    ...I could ramble a little about how I worry that 'pasted' links etc would then be archived and invoiced, so individual users and their traffic might then be at risk (and doesn't that just yet again conflict with the new GDPR laws?) but I won't, I'll go bury my head in the sand and pretend my privacy is perfect instead.
    and so on, and so on... *sniff* ;)

    Sorry I haven't replied, work scooped me up, but I'm back.. and this is what I say in reply to this:

    [​IMG]
    Love you, Wittgenstein. ;]
     
    #9 Pynchonesque, Oct 21, 2018
    Last edited: Oct 21, 2018
    • Love Love x 2
    • Like Like x 1
  10. Macer

    Macer Rookie

    Joined:
    Nov 19, 2018
    Messages:
    18
    You've talked a lot about normalization of a certain behavior by memes here. I think there could be another way to explain the claims made in the article. There was a study published in 2015 about obesity awareness. According to this study, obesity awareness could be causing obesity. People who know they are obese, eat (and gain) more than those don't know they are obese. After reading the article and comments in this thread, I thought the problem with these memes could be, that they make people accept that they are obese. (it's also been researched that obese people deny their obesity, and rather classify themselves as overweight than obese.) When they see these memes, they relate to them and recognize themselves and perhaps finally accept that they in fact are obese.
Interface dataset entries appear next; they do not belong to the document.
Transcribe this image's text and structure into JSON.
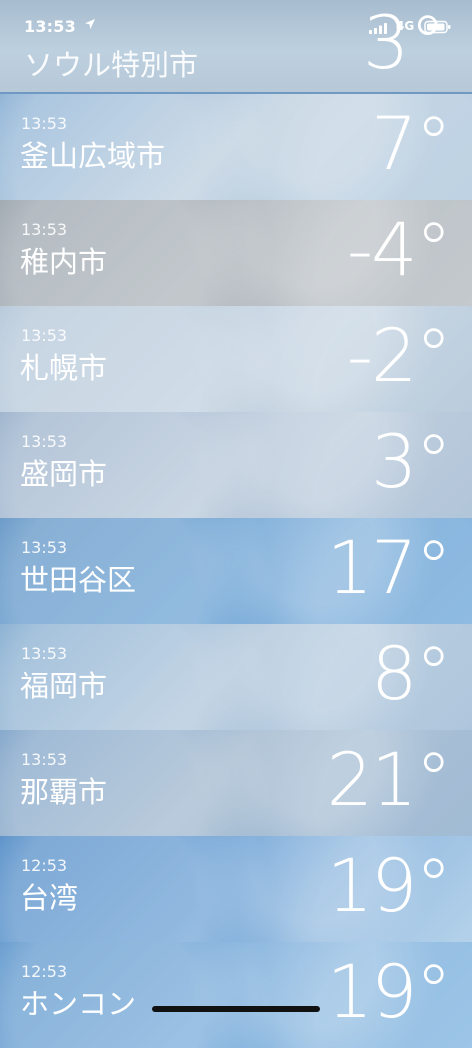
{
  "status_bar": {
    "time": "13:53",
    "network": "4G"
  },
  "partial_top": {
    "name": "ソウル特別市",
    "temp": "3°"
  },
  "rows": [
    {
      "time": "13:53",
      "name": "釜山広域市",
      "temp": "7°"
    },
    {
      "time": "13:53",
      "name": "稚内市",
      "temp": "-4°"
    },
    {
      "time": "13:53",
      "name": "札幌市",
      "temp": "-2°"
    },
    {
      "time": "13:53",
      "name": "盛岡市",
      "temp": "3°"
    },
    {
      "time": "13:53",
      "name": "世田谷区",
      "temp": "17°"
    },
    {
      "time": "13:53",
      "name": "福岡市",
      "temp": "8°"
    },
    {
      "time": "13:53",
      "name": "那覇市",
      "temp": "21°"
    },
    {
      "time": "12:53",
      "name": "台湾",
      "temp": "19°"
    },
    {
      "time": "12:53",
      "name": "ホンコン",
      "temp": "19°"
    }
  ],
  "icons": {
    "location": "location-arrow-icon",
    "signal": "signal-bars-icon",
    "battery": "battery-icon"
  }
}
This puts them in a position, where they eat more (an article about the study to state this is linked below). It could work the same way to those who are overweight - leading them to eat more and turn into obese.

    https://www.theguardian.com/society...-causing-overeating-finds-international-study

    https://www.theguardian.com/society/2014/nov/14/obese-britons-dont-think-they-have-weight-problem

    https://www.theguardian.com/society/2015/jul/09/overweight-teenagers-think-they-are-right-size-study
     
    • Like Like x 2

Share This Page